Lots of comments and discussions were started by these two posts Dear Law School: It’s all your fault. Signed, recent grad and Law School Debt and the Mortgage Meltdown. Many newer lawyers unable to follow the traditional big firm track started their own firms, found jobs outside the legal practice, or unfortunately may still be unemployed. Law schools are a perfect scapegoat but should they take 100% of the blame? Are law schools serving the legal market? Should students take out thousands of dollars for a career that may not reap close to that amount? Those questions remain for every new lawyer and the legal practice. These two posts along with many others across the Internet bring to the forefront some of the complexities that people today face when choosing to pursue a legal career and the practical problems many new lawyers deal with.
2. Judicial Activism?!?

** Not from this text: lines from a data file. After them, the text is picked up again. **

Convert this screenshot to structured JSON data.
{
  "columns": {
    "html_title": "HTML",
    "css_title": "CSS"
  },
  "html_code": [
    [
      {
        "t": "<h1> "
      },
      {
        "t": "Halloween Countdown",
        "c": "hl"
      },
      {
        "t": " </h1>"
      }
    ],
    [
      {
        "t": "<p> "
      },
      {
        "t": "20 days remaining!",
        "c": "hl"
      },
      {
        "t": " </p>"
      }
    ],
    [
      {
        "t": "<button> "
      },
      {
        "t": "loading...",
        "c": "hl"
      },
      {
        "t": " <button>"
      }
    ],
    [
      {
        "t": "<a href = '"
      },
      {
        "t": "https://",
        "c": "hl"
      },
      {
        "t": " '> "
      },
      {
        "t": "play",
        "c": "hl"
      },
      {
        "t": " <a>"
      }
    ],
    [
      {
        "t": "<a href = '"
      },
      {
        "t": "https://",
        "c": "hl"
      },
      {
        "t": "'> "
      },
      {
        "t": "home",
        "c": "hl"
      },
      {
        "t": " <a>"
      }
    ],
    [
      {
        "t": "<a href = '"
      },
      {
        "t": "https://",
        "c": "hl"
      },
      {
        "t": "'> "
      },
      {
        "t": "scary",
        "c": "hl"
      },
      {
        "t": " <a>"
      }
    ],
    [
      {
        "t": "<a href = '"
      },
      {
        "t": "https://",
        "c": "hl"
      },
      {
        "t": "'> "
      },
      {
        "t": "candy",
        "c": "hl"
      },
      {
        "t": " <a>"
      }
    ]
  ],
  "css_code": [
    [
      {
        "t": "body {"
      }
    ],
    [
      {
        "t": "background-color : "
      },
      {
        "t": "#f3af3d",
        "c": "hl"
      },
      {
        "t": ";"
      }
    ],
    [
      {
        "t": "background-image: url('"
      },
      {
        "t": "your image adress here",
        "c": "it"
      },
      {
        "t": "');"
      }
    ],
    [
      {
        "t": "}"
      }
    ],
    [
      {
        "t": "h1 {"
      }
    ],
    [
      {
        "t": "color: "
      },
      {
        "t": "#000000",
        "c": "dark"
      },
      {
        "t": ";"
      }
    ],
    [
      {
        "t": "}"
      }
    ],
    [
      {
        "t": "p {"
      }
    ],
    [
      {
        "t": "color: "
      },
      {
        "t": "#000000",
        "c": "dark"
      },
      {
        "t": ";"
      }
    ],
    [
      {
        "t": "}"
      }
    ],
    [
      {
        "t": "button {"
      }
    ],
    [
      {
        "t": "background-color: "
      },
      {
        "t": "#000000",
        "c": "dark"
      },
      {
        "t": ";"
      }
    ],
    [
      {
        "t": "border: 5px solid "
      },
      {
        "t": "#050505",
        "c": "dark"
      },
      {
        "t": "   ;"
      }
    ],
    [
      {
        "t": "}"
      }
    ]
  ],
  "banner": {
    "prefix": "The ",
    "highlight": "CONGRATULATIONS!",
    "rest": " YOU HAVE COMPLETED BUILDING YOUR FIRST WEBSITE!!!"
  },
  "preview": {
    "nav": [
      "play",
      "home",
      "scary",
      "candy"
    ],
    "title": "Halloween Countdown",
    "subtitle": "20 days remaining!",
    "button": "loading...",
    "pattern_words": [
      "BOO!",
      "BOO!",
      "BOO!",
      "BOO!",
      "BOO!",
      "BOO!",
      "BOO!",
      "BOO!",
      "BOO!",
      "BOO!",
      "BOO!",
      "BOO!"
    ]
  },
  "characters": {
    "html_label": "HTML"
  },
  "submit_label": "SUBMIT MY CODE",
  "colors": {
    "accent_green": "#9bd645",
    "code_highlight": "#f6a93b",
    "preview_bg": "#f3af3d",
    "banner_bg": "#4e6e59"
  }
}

In Minnesota this year attorneys running for judges sought endorsement from political parties, attended political events while speaking out against “judicial activism,” and may have been appointed based on their political leanings. There was a bill in the Legislature last session (and likely one this upcoming session) to take away our right to elect judges or to protect the impartial nature of the judicial branch, depending on what side you were on. I’m sure some of these things have been done for years (and we have a trustworthy judicial system here in Minnesota even with such actions), but we can be sure this debate will continue to develop as us newer lawyers advance in our careers.
Each time a story invokes “judicial activism,” whatever the political context it has, as new lawyers we should be aware that is our job and will be our job in the future to protect the impartial judicial system that sets us apart from many other countries (and U.S. states), whatever form that protection may take.
3. Electronic Filings
Slowly, Minnesota state courts are catching with the federal courts and going to electronic filings. Hennepin has a pilot program and gets credit for the first filing, with Ramsey to follow in 2011. Remember that one time in law school where you couldn’t use Westlaw or Lexis to do your legal research project? That is what your paralegal has to do to file that word document motion you e-mailed to him which was drafted on your laptop (maybe using these tips on electronic briefs). Along with not needing paper books to search for cases and not needing paper to draft those motions, you soon won’t need paper to file your motions.
4. WikiLeaks And All That Internet Stuff
WikiLeaks is basically a large scale version of what happens when information we would rather not share with the public gets put out on the Internet (either legally or illegally), and has given us a story or two on how to deal with twitter in the courtrooms. Inappropriate facebook messages? College drinking photos on Flickr? Client data not password protected? Your client blogging about how horrible a judge is or how awful your representation was?
What does all of the published information on the Internet mean for new lawyers?
Discovery will be forever changed by the internet(The Best Way to Conduct Discovery into Social Media?), new rules of professional responsibility, evidence and other practice areas will further develop as we figure out what to do with facebook pages, meta data and all that other tech gobbledygook. Our professional reputations will be more public than the gossip phone trees that were around when our senior partners and bosses were new lawyers. There are more opportunities to accidently divulge a client’s confidential information.
On the up side though, we have more opportunities for specialized careers, more places to search for the needle in the haystack, more opportunities to share our knowledge with the public and other lawyers, and more opportunities to make our marks on the practice of law.
5. Denny Hecker and Tom Petters
For a list of things to tell your client not to do, see Denny Hecker. One Google search on Hecker got me 34,000 results and I’m sure in 2011 there will be many more. Tom Petters went away last year but the aftermath of his legal problems is still hitting others deep into 2010, including his former corporate counsel. There are several Minnesota lawyers who had issues this year and several others bahaving badly, and they are certainly not forgotten but since these two guys get the most headlines, they get the title.
Why care about this? Because there will always be scandals, there will always be colleagues that violate the rules of professional responsibility and many of us who will need to report such actions. These events serve to remind us that attorneys and clients are never perfect but that is what we expect of both.
What is your top legal story of 2010? Comment and tell us why.